After you gain permission (almost everyone will say yes) follow up with an email as soon as possible (so the person will remember you) that reiterates how much you enjoyed the conversation and that you’d like to meet. From there, it’s a numbers game. Most folks will not respond to your email, but don’t take their lack of response personally. Some will say yes.
The Crucial Importance of the Follow-Up
You might be wondering why you should follow up with everyone if most people won’t reply. That’s a great question. You should do so because networking is a low success rate activity. Of everyone you email, only about 20-30% will reply and agree to have another conversation. It’s difficult to figure out who will follow up and who will not. You can’t trust your gut feeling on this. It’s more important to build an advocate than to discriminate who you should or shouldn’t follow up with. You just never know will become a strong advocate.

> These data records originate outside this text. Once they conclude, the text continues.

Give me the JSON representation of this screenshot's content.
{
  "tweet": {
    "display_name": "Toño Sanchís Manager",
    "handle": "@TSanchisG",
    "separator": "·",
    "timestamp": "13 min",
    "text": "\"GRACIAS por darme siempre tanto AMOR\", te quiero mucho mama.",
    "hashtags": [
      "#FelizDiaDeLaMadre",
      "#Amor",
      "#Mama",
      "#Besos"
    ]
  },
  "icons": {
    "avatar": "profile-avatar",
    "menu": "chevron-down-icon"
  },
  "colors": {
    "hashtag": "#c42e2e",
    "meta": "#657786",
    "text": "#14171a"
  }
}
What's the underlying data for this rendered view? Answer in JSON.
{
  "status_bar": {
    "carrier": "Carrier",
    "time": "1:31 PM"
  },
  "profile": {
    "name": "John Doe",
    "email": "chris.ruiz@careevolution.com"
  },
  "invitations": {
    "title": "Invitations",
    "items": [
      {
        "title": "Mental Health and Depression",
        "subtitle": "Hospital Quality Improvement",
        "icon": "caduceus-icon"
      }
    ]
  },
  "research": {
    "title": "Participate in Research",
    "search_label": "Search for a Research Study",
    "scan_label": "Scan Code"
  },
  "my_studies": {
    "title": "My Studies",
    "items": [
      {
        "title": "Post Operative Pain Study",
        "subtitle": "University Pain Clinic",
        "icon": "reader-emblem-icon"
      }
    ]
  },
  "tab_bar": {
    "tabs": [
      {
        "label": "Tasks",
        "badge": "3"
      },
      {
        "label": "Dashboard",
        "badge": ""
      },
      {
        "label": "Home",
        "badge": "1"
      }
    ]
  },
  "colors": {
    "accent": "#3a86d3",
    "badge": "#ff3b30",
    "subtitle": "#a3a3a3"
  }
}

Your follow-up email allows the other person to identify himself or herself as a potential advocate—someone who wants to build a mutually beneficial relationship with you.
When you focus on the relationship and trust building, new connections will open their professional networks to you, but, equally important, they open their personal networks as well. You never know who someone’s friends, neighbors, parents, or children are. Building advocates with a diverse group of folks—even ones who on the surface seem to have nothing in common with you—allows you to approach the job-search problem from multiple directions.

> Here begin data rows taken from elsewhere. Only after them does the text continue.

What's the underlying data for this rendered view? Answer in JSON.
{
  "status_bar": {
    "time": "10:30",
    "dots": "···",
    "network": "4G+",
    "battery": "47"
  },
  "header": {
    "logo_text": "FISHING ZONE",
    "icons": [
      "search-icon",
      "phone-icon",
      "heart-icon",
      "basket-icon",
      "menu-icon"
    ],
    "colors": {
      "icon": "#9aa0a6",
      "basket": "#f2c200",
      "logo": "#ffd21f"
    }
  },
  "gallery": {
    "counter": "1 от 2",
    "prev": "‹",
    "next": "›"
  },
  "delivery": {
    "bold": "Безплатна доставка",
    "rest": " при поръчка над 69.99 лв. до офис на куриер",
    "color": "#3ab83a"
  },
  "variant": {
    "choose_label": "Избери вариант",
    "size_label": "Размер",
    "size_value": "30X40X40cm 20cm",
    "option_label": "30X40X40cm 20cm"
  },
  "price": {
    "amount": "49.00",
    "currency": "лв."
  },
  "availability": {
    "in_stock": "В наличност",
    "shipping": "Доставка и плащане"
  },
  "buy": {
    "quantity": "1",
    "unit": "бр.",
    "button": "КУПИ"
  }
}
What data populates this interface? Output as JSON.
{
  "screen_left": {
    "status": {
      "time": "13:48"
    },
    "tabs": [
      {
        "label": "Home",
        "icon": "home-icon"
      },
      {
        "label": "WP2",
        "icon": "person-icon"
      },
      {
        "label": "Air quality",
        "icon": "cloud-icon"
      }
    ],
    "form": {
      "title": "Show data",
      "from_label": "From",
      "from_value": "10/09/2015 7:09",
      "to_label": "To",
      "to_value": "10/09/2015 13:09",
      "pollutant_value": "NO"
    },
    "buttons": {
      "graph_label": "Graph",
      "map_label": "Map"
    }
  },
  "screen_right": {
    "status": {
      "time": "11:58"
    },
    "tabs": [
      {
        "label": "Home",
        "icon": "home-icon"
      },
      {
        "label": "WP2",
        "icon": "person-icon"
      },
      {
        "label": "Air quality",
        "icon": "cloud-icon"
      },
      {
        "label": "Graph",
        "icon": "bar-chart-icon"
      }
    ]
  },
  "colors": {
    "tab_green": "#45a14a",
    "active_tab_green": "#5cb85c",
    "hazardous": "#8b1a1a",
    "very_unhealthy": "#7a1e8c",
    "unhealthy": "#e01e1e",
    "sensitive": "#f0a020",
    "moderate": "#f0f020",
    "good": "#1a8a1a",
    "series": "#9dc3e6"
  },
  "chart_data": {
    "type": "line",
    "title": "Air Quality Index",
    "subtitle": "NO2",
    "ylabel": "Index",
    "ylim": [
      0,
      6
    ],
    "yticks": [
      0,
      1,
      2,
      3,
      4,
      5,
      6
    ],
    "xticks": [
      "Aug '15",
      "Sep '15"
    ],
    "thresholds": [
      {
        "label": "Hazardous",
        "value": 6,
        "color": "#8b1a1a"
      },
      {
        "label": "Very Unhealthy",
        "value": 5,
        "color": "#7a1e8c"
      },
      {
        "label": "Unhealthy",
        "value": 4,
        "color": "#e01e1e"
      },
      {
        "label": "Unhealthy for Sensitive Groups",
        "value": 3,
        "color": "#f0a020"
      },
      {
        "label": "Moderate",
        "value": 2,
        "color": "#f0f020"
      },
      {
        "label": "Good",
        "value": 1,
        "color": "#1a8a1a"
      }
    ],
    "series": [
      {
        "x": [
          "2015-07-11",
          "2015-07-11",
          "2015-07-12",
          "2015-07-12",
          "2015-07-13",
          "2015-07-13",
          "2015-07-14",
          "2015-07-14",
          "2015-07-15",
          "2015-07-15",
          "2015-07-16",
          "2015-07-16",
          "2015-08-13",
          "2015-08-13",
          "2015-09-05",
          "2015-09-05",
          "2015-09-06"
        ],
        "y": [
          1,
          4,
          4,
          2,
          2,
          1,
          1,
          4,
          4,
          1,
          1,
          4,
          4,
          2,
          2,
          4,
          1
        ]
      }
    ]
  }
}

To boil it down even further, remember this: Following up is what gives the networking event purpose. If you don’t follow up, all you are doing is spending time at a place with people. You’re time is more valuable than that.
The bottom line is that the value of networking is not what you do at a networking event; it’s what you do after the event.

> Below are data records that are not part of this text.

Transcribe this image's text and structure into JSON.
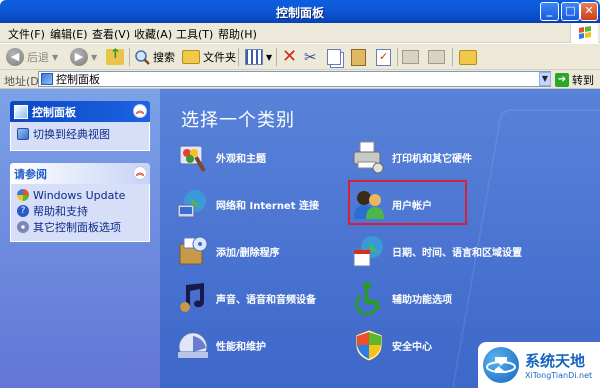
{
  "window": {
    "title": "控制面板"
  },
  "menu": {
    "items": [
      "文件(F)",
      "编辑(E)",
      "查看(V)",
      "收藏(A)",
      "工具(T)",
      "帮助(H)"
    ]
  },
  "toolbar": {
    "back": "后退",
    "search": "搜索",
    "folders": "文件夹"
  },
  "address": {
    "label": "地址(D)",
    "value": "控制面板",
    "go": "转到"
  },
  "sidebar": {
    "panel1": {
      "title": "控制面板",
      "items": [
        "切换到经典视图"
      ]
    },
    "panel2": {
      "title": "请参阅",
      "items": [
        "Windows Update",
        "帮助和支持",
        "其它控制面板选项"
      ]
    }
  },
  "main": {
    "heading": "选择一个类别",
    "categories": [
      {
        "label": "外观和主题",
        "icon": "appearance-icon"
      },
      {
        "label": "打印机和其它硬件",
        "icon": "printer-icon"
      },
      {
        "label": "网络和 Internet 连接",
        "icon": "network-icon"
      },
      {
        "label": "用户帐户",
        "icon": "user-accounts-icon"
      },
      {
        "label": "添加/删除程序",
        "icon": "add-remove-icon"
      },
      {
        "label": "日期、时间、语言和区域设置",
        "icon": "date-time-icon"
      },
      {
        "label": "声音、语音和音频设备",
        "icon": "sound-icon"
      },
      {
        "label": "辅助功能选项",
        "icon": "accessibility-icon"
      },
      {
        "label": "性能和维护",
        "icon": "performance-icon"
      },
      {
        "label": "安全中心",
        "icon": "security-icon"
      }
    ]
  },
  "watermark": {
    "title": "系统天地",
    "subtitle": "XiTongTianDi.net"
  }
}
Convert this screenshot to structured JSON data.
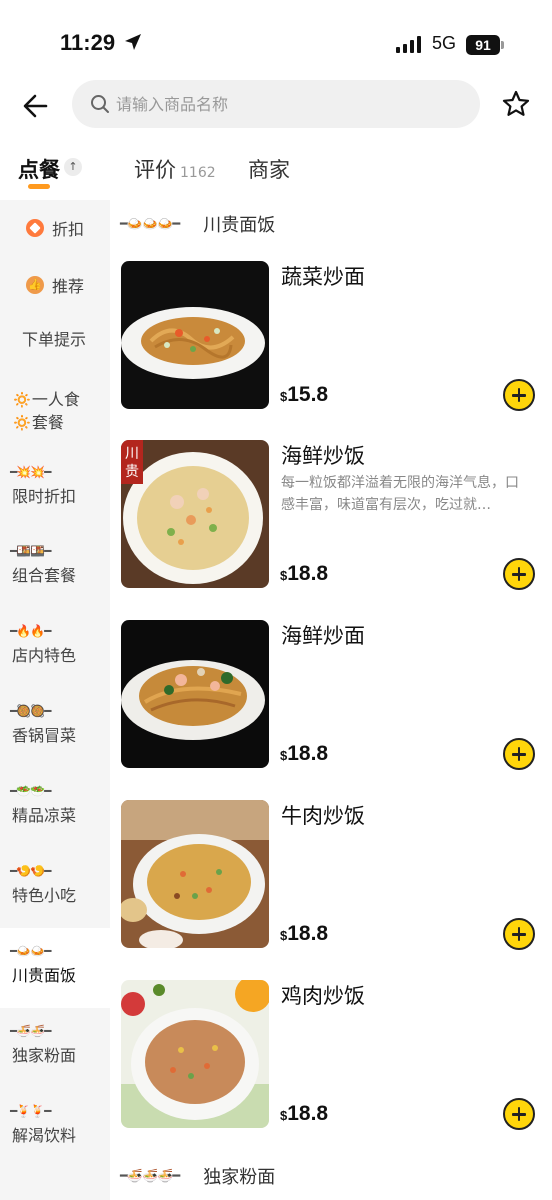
{
  "status": {
    "time": "11:29",
    "network": "5G",
    "battery": "91"
  },
  "search": {
    "placeholder": "请输入商品名称"
  },
  "tabs": {
    "order": "点餐",
    "reviews": "评价",
    "reviews_count": "1162",
    "merchant": "商家"
  },
  "sidebar": {
    "items": [
      {
        "label": "折扣"
      },
      {
        "label": "推荐"
      },
      {
        "label": "下单提示"
      },
      {
        "label_line1": "一人食",
        "label_line2": "套餐"
      },
      {
        "label": "限时折扣",
        "deco": "━💥💥━"
      },
      {
        "label": "组合套餐",
        "deco": "━🍱🍱━"
      },
      {
        "label": "店内特色",
        "deco": "━🔥🔥━"
      },
      {
        "label": "香锅冒菜",
        "deco": "━🥘🥘━"
      },
      {
        "label": "精品凉菜",
        "deco": "━🥗🥗━"
      },
      {
        "label": "特色小吃",
        "deco": "━🍤🍤━"
      },
      {
        "label": "川贵面饭",
        "deco": "━🍛🍛━"
      },
      {
        "label": "独家粉面",
        "deco": "━🍜🍜━"
      },
      {
        "label": "解渴饮料",
        "deco": "━🍹🍹━"
      }
    ]
  },
  "sections": {
    "first": {
      "title": "川贵面饭",
      "deco": "━🍛🍛🍛━"
    },
    "second": {
      "title": "独家粉面",
      "deco": "━🍜🍜🍜━"
    }
  },
  "items": [
    {
      "name": "蔬菜炒面",
      "desc": "",
      "price": "15.8",
      "currency": "$"
    },
    {
      "name": "海鲜炒饭",
      "desc": "每一粒饭都洋溢着无限的海洋气息，口感丰富，味道富有层次，吃过就…",
      "price": "18.8",
      "currency": "$"
    },
    {
      "name": "海鲜炒面",
      "desc": "",
      "price": "18.8",
      "currency": "$"
    },
    {
      "name": "牛肉炒饭",
      "desc": "",
      "price": "18.8",
      "currency": "$"
    },
    {
      "name": "鸡肉炒饭",
      "desc": "",
      "price": "18.8",
      "currency": "$"
    }
  ],
  "colors": {
    "accent": "#ffd60a",
    "tab_underline": "#ff9a1f",
    "sidebar_bg": "#f5f5f5"
  }
}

About Mike Davies, PhD
I started my career as a scientist at the University of Minnesota-Twin Cities, where I earned my PhD in biochemistry. I had a very positive experience: I loved my project, my lab, and my advisor, Howard Towle. As such, I continued my scientific career as a postdoc at Duke University. Again, I had a great experience with my project, lab, and advisor, Debbie Muoio. However, I began to realize about three years into my postdoc that academia was not a healthy place for me. I did not have any balance in my life and did not like my career prospects. Thus, I decided to pursue work outside of academia and in “Industry.”
I thought I was stressed with my postdoc, but the job search proved to be much worse. I was navigating my career transition completely unprepared and in unknown territory, resulting in a job search that was defined by a long series of failures. I ended up getting one really good job offer and would have eventually landed in a position that was suitable for me, but I realized that I had a passion for another career. So I left science to become a small business owner as an independent financial advisor. I never intended on leaving science and throughout this process, it became clear that my story was not unique. Not long after I started working in my new gig, I made the decision to share my story and help other folks make their transition a little less painful than mine, which is why I started Life Science Networking. You can feel free to contact me at Michael@carolinawealth.com. I meet with folks all day, every day and would definitely like to hear your story.